Last week we reported on the push to get the data released from that controversial PACE study on chronic fatigue syndrome.
Julie Rehmeyer points to a news article with background on the story:
Patients rapidly discovered serious scientific problems with the 2011 Lancet paper. Despite these errors, the study, known as the PACE trial, went on to inform recommendations from such influential bodies as the Centers for Disease Control and Prevention, the Mayo Clinic, and the British National Health Service. . . .
But just days before the new study was released, on Oct. 21, the San Francisco journalist David Tuller published a major investigation exposing deep methodological flaws in the entire PACE trial that put its validity in serious doubt.
And this time, the new study has been met with intense criticism from outside the world of patients and advocates. On Friday, six researchers, including prominent scientists such as virologist Vincent Racaniello of Columbia University and geneticist Ronald Davis of Stanford University, released an open letter to the Lancet demanding an independent review of the PACE trial.
“The whole study is unbelievably amateur,” says Jonathan Edwards, a biomedical researcher at University College London who signed the letter. “The trial is useless.”
Rehmeyer reports on a lag between the scientific community and medical practice:
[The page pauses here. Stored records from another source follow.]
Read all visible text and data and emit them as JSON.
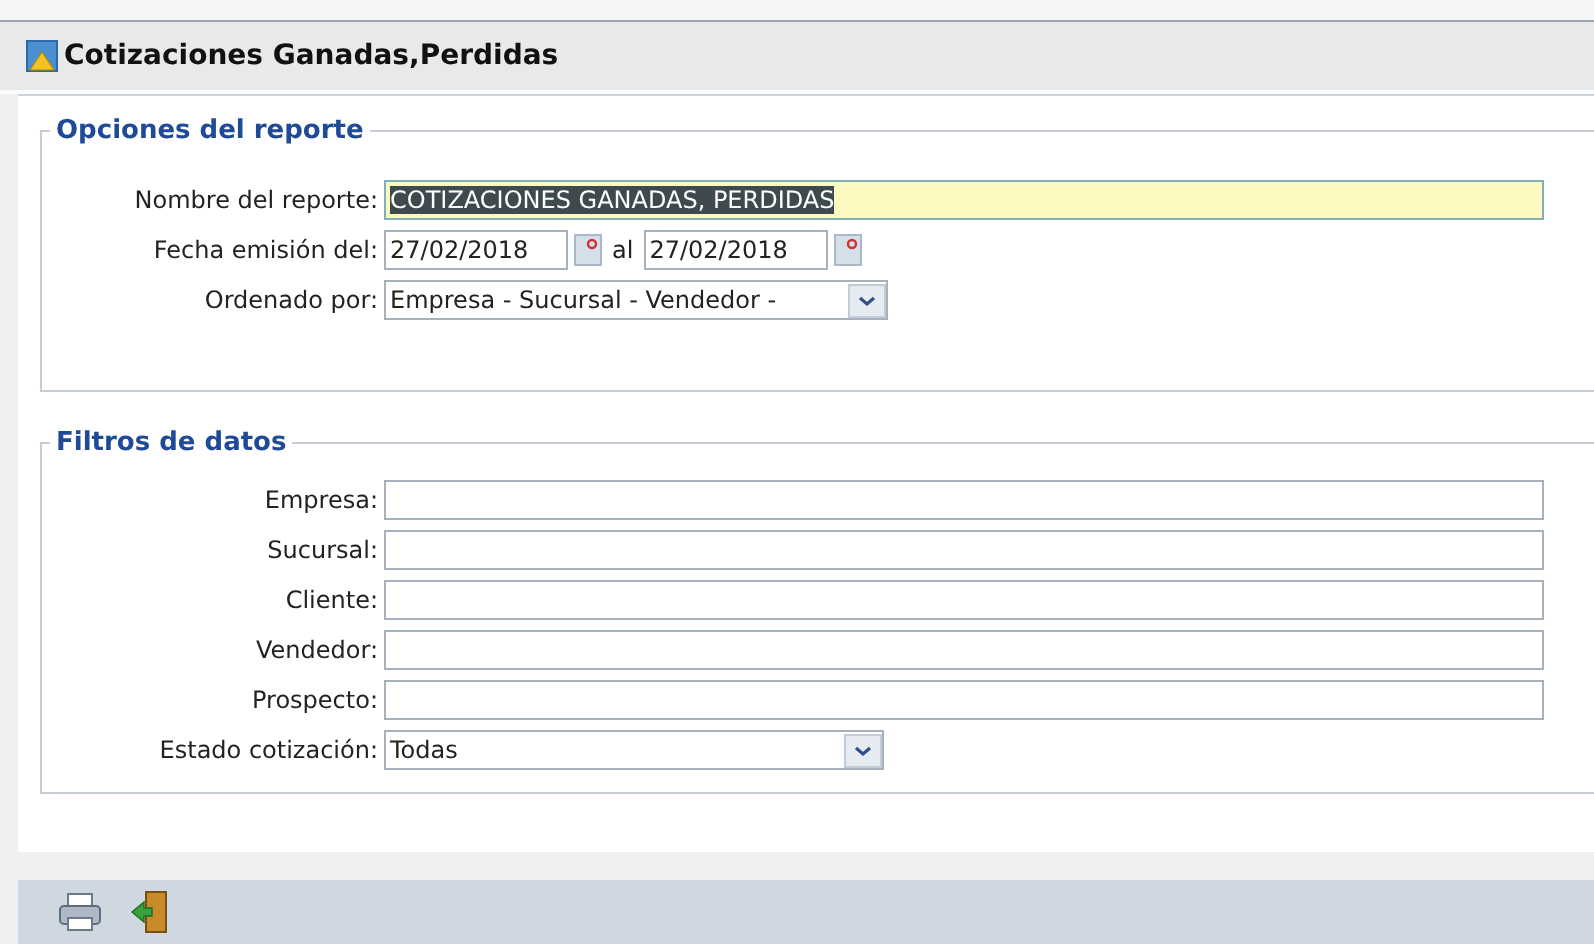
{
  "window": {
    "title": "Cotizaciones Ganadas,Perdidas"
  },
  "report_options": {
    "legend": "Opciones del reporte",
    "rows": [
      {
        "kind": "text",
        "label": "Nombre del reporte:",
        "value": "COTIZACIONES GANADAS, PERDIDAS",
        "selected": true
      },
      {
        "kind": "daterange",
        "label": "Fecha emisión del:",
        "from": "27/02/2018",
        "separator": "al",
        "to": "27/02/2018"
      },
      {
        "kind": "select",
        "label": "Ordenado por:",
        "value": "Empresa - Sucursal - Vendedor -"
      }
    ]
  },
  "data_filters": {
    "legend": "Filtros de datos",
    "rows": [
      {
        "kind": "text",
        "label": "Empresa:"
      },
      {
        "kind": "text",
        "label": "Sucursal:"
      },
      {
        "kind": "text",
        "label": "Cliente:"
      },
      {
        "kind": "text",
        "label": "Vendedor:"
      },
      {
        "kind": "text",
        "label": "Prospecto:"
      },
      {
        "kind": "select",
        "label": "Estado cotización:",
        "value": "Todas"
      }
    ]
  }
}
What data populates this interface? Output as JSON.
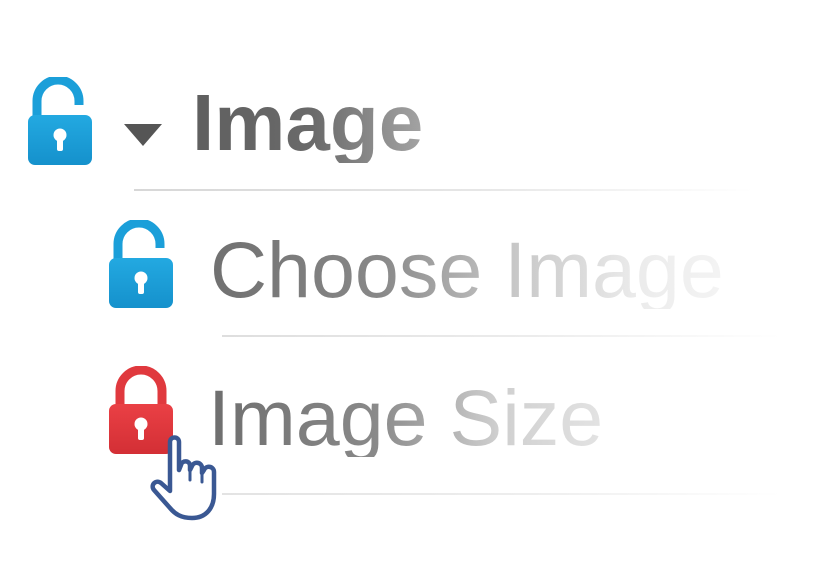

The PACE trial has exerted a strong influence on American physicians: If you ask your doctor about CFS, odds are good you’ll hear that cognitive behavioral therapy (the flavor of psychotherapy used in the trial) and exercise are the only proven treatments for CFS.
The American scientific research community, on the other hand, has rejected the psychiatric model that PACE epitomizes and is instead looking for physiological explanations for the disease.
And then the data story:
Starting in 2011, patients analyzing the study filed Freedom of Information Act requests to learn what the trial’s results would have been under the original protocol. Those were denied along with many other requests about the trial, some on the grounds that the requests were “vexatious.” The investigators said they considered the requests to be harassment.
And a garden of forking paths:
The study participants hadn’t significantly improved on any of the team’s chosen objective measures: They weren’t able to get back to work or get off welfare, they didn’t get more fit, and their ability to walk barely improved. Though the PACE researchers had chosen these measures at the start of the experiment, once they’d analyzed their data, they dismissed them as irrelevant or not objective after all. In addition, the patients researching the study found statistical errors, actions that might have pumped up the subjective ratings, measurement problems that allowed participants to deteriorate without being detected, conflicts of interest, and more.
And here’s a quote from one of my colleagues:
“The Lancet needs to stop circling the wagons and be open,” says Bruce Levin, a biostatistician at Columbia University who signed the open letter. “One of the tenets of good science is transparency.”